# [Directions for this task]
What lines below contain the word "information"? Please pull each one out.

(Collection entries)

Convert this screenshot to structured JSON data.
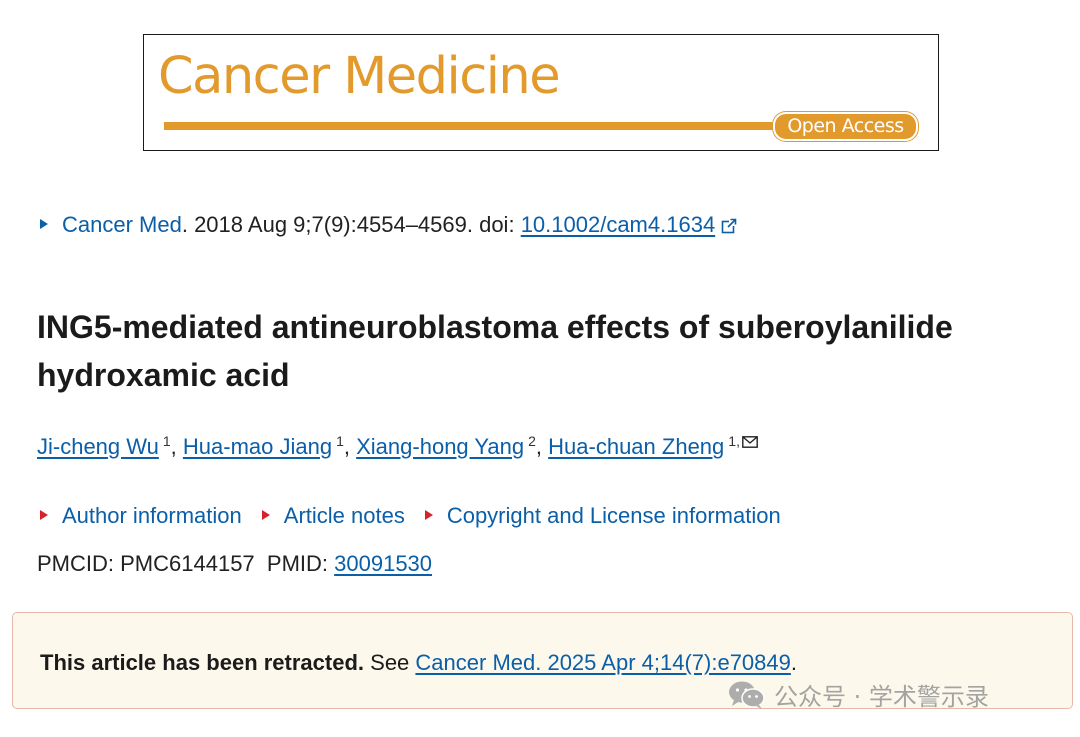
{
  "banner": {
    "title": "Cancer Medicine",
    "badge": "Open Access",
    "accent_color": "#e39a2c"
  },
  "citation": {
    "journal_link": "Cancer Med",
    "details": ". 2018 Aug 9;7(9):4554–4569. doi: ",
    "doi": "10.1002/cam4.1634",
    "icon": "external-link-icon"
  },
  "article": {
    "title": "ING5-mediated antineuroblastoma effects of suberoylanilide hydroxamic acid"
  },
  "authors": [
    {
      "name": "Ji-cheng Wu",
      "aff": "1"
    },
    {
      "name": "Hua-mao Jiang",
      "aff": "1"
    },
    {
      "name": "Xiang-hong Yang",
      "aff": "2"
    },
    {
      "name": "Hua-chuan Zheng",
      "aff": "1,"
    }
  ],
  "toggles": {
    "author_info": "Author information",
    "article_notes": "Article notes",
    "copyright": "Copyright and License information"
  },
  "ids": {
    "pmcid_label": "PMCID: ",
    "pmcid": "PMC6144157",
    "pmid_label": "PMID: ",
    "pmid": "30091530"
  },
  "notice": {
    "bold": "This article has been retracted.",
    "see": " See ",
    "link": "Cancer Med. 2025 Apr 4;14(7):e70849",
    "end": "."
  },
  "watermark": {
    "text": "公众号 · 学术警示录",
    "icon": "wechat-icon"
  },
  "colors": {
    "link": "#0b5ea8",
    "toggle_triangle": "#d8222a",
    "notice_bg": "#fdf8ec",
    "notice_border": "#e7b9a8"
  }
}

# [Response to this exercise]
    "author_info": "Author information",
    "copyright": "Copyright and License information"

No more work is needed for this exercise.